3.8 RISK MANAGEMENT AND CAIV
The intention of CAIV is to establish balance between cost, schedule,
performance, and risk early in the acquisition process and to manage to a cost
objective. CAIV requires that PMs establish aggressive cost objectives,
defined to some degree by the maximum level of acceptable risk. Risks in
achieving both performance and aggressive cost goals must be clearly
recognized and actively managed through:
(1) continuing iteration of cost/performance/schedule/risk tradeoffs,
(2) identifying key performance and manufacturing process uncertainties,
(3) demonstrating solutions before production.
Whereas DoD has traditionally managed performance risk, equal emphasis must
be placed on managing cost and schedule risks. An underlying premise of CAIV
is that if costs are too great, and there are ways to reduce them, then the
user and developer may reduce performance requirements to meet cost
objections. Cost control and effective risk management involve planning and
scheduling events and demonstrations to verify solutions to cost, schedule,

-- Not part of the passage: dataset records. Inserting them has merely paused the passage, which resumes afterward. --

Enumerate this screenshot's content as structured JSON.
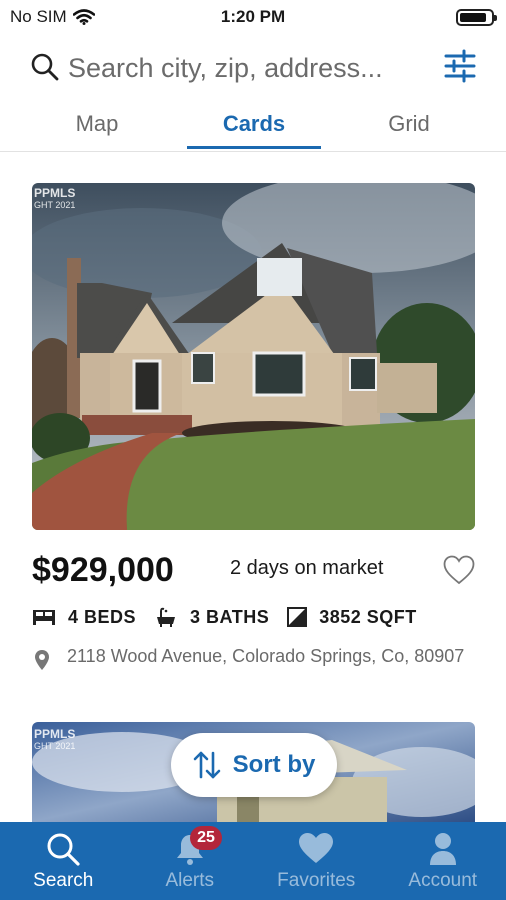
{
  "status_bar": {
    "carrier": "No SIM",
    "time": "1:20 PM",
    "battery_level": 0.85
  },
  "search": {
    "placeholder": "Search city, zip, address..."
  },
  "tabs": [
    {
      "label": "Map",
      "active": false
    },
    {
      "label": "Cards",
      "active": true
    },
    {
      "label": "Grid",
      "active": false
    }
  ],
  "listings": [
    {
      "watermark": "PPMLS",
      "watermark_sub": "GHT 2021",
      "price": "$929,000",
      "days_on_market": "2 days on market",
      "beds": "4 BEDS",
      "baths": "3 BATHS",
      "sqft": "3852 SQFT",
      "address": "2118 Wood Avenue, Colorado Springs, Co, 80907"
    },
    {
      "watermark": "PPMLS",
      "watermark_sub": "GHT 2021"
    }
  ],
  "sort_button": {
    "label": "Sort by"
  },
  "bottom_nav": [
    {
      "label": "Search",
      "icon": "search-icon",
      "active": true
    },
    {
      "label": "Alerts",
      "icon": "bell-icon",
      "active": false,
      "badge": "25"
    },
    {
      "label": "Favorites",
      "icon": "heart-icon",
      "active": false
    },
    {
      "label": "Account",
      "icon": "person-icon",
      "active": false
    }
  ],
  "colors": {
    "accent": "#1b69b0",
    "badge": "#b3263a"
  }
}
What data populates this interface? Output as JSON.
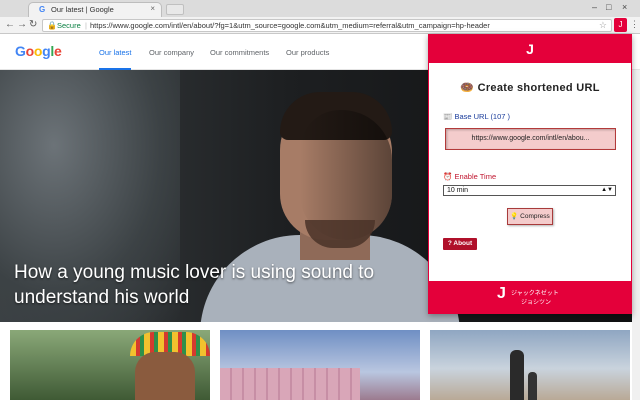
{
  "browser": {
    "tab_title": "Our latest | Google",
    "tab_favicon": "G",
    "tab_close": "×",
    "secure_label": "Secure",
    "url": "https://www.google.com/intl/en/about/?fg=1&utm_source=google.com&utm_medium=referral&utm_campaign=hp-header",
    "extension_icon_glyph": "J",
    "window_controls": [
      "–",
      "□",
      "×"
    ]
  },
  "site": {
    "logo": [
      "G",
      "o",
      "o",
      "g",
      "l",
      "e"
    ],
    "nav": [
      "Our latest",
      "Our company",
      "Our commitments",
      "Our products"
    ],
    "hero_title": "How a young music lover is using sound to understand his world"
  },
  "popup": {
    "header_logo": "J",
    "title": "Create shortened URL",
    "title_icon": "🍩",
    "base_url_label": "Base URL",
    "base_url_icon": "📰",
    "base_url_count": "(107 )",
    "base_url_value": "https://www.google.com/intl/en/abou...",
    "enable_time_label": "Enable Time",
    "enable_time_icon": "⏰",
    "enable_time_value": "10 min",
    "compress_label": "Compress",
    "compress_icon": "💡",
    "about_label": "? About",
    "footer_logo": "J",
    "footer_line1": "ジャックネゼット",
    "footer_line2": "ジョシツン",
    "accent_color": "#e4003a"
  }
}
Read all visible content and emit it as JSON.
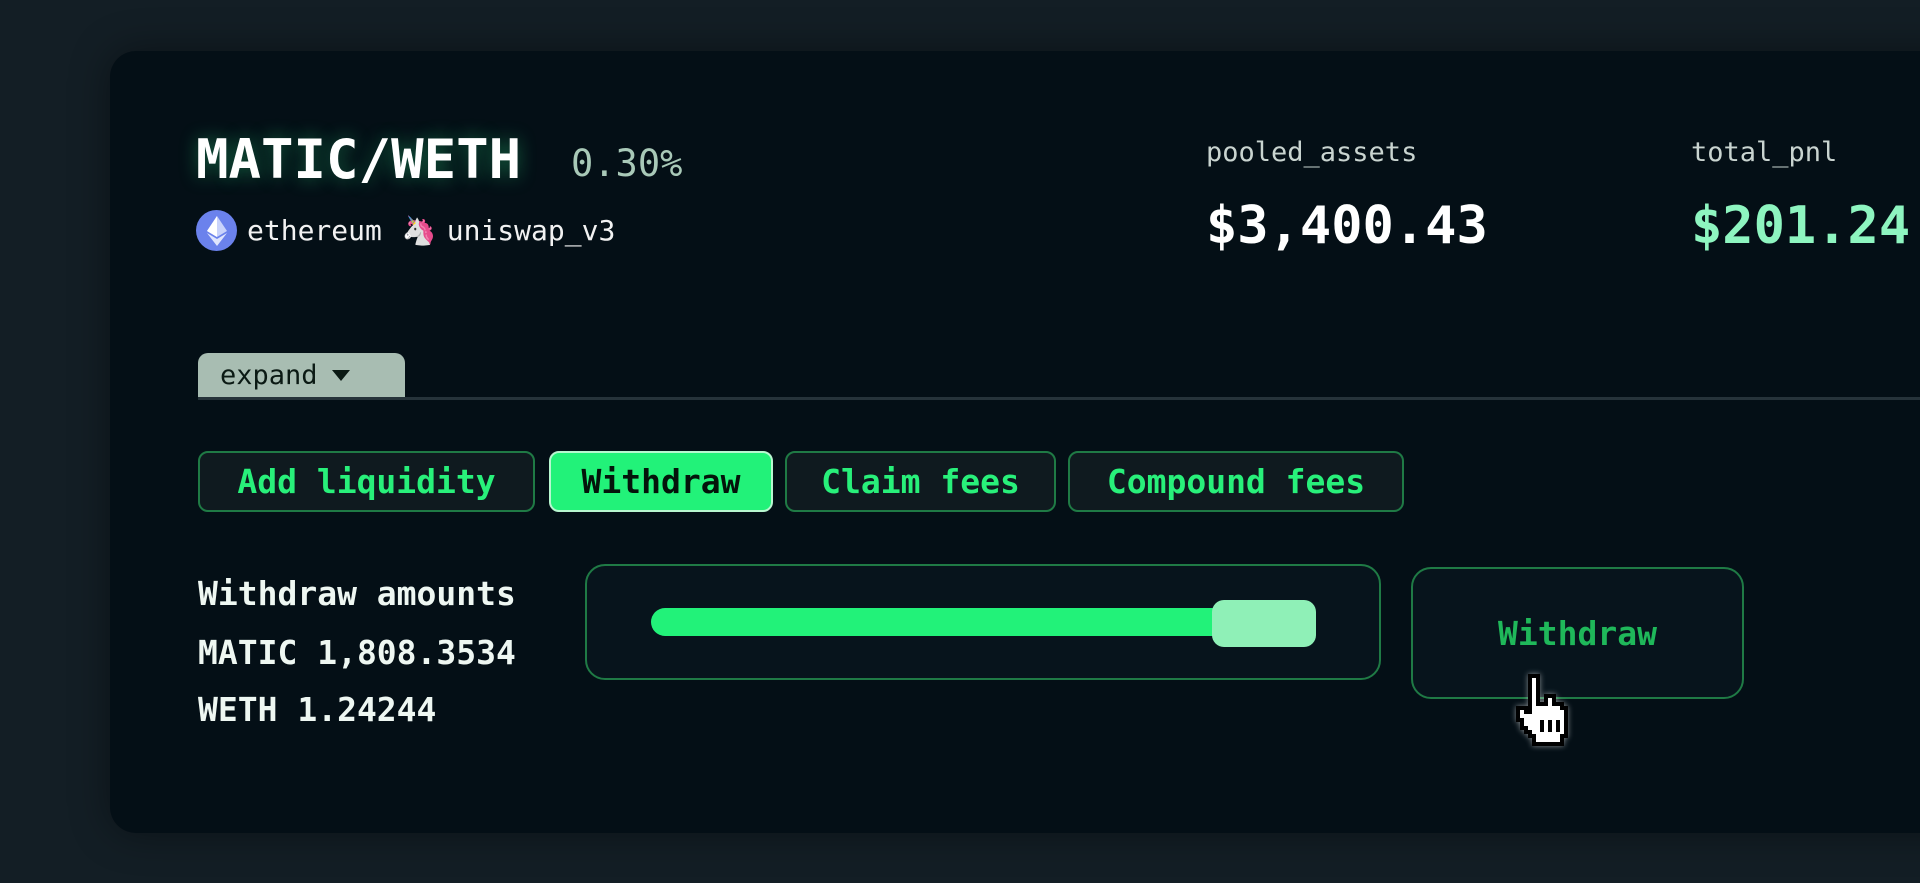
{
  "pool": {
    "pair": "MATIC/WETH",
    "fee_tier": "0.30%",
    "chain": "ethereum",
    "chain_icon": "ethereum-icon",
    "protocol": "uniswap_v3",
    "protocol_icon": "unicorn-icon"
  },
  "stats": [
    {
      "label": "pooled_assets",
      "value": "$3,400.43",
      "color": "#ffffff"
    },
    {
      "label": "total_pnl",
      "value": "$201.24",
      "color": "#8ef5c0"
    }
  ],
  "expand": {
    "label": "expand",
    "icon": "caret-down-icon"
  },
  "actions": [
    {
      "label": "Add liquidity",
      "active": false
    },
    {
      "label": "Withdraw",
      "active": true
    },
    {
      "label": "Claim fees",
      "active": false
    },
    {
      "label": "Compound fees",
      "active": false
    }
  ],
  "withdraw": {
    "heading": "Withdraw amounts",
    "matic": "MATIC 1,808.3534",
    "weth": "WETH 1.24244",
    "slider_percent": 100,
    "button_label": "Withdraw"
  },
  "colors": {
    "accent": "#22f279",
    "background": "#040f16"
  }
}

and performance risk issues.
User participation in the trade-off analysis is essential to attain a
favorable balance between cost, schedule, performance, and risk. The PM and
user representatives should identify risk and cost driving requirements during
the generation of the CDD to know where tradeoffs may be possible. Risk
assessments are critical to the CAIV process since they provide users and
developers with essential data to assist in the cost, schedule, performance,
and risk trade decisions.
Cost for risk management is directly related to the level of risk and
affects a program in two ways. First, costs are associated with specific
handling activities, for example, a parallel development. Second, funds are
needed to cover the known risks of the selected system approach (i.e., funds
to cover cost uncertainty). PMs must include the anticipated expense of
managing risk in their estimates of program costs. Decision makers must weigh
these costs against the level of risk in reaching program funding decisions.
CAIV requires that program funds support the level of accepted program risk
and that risk management costs are included in setting cost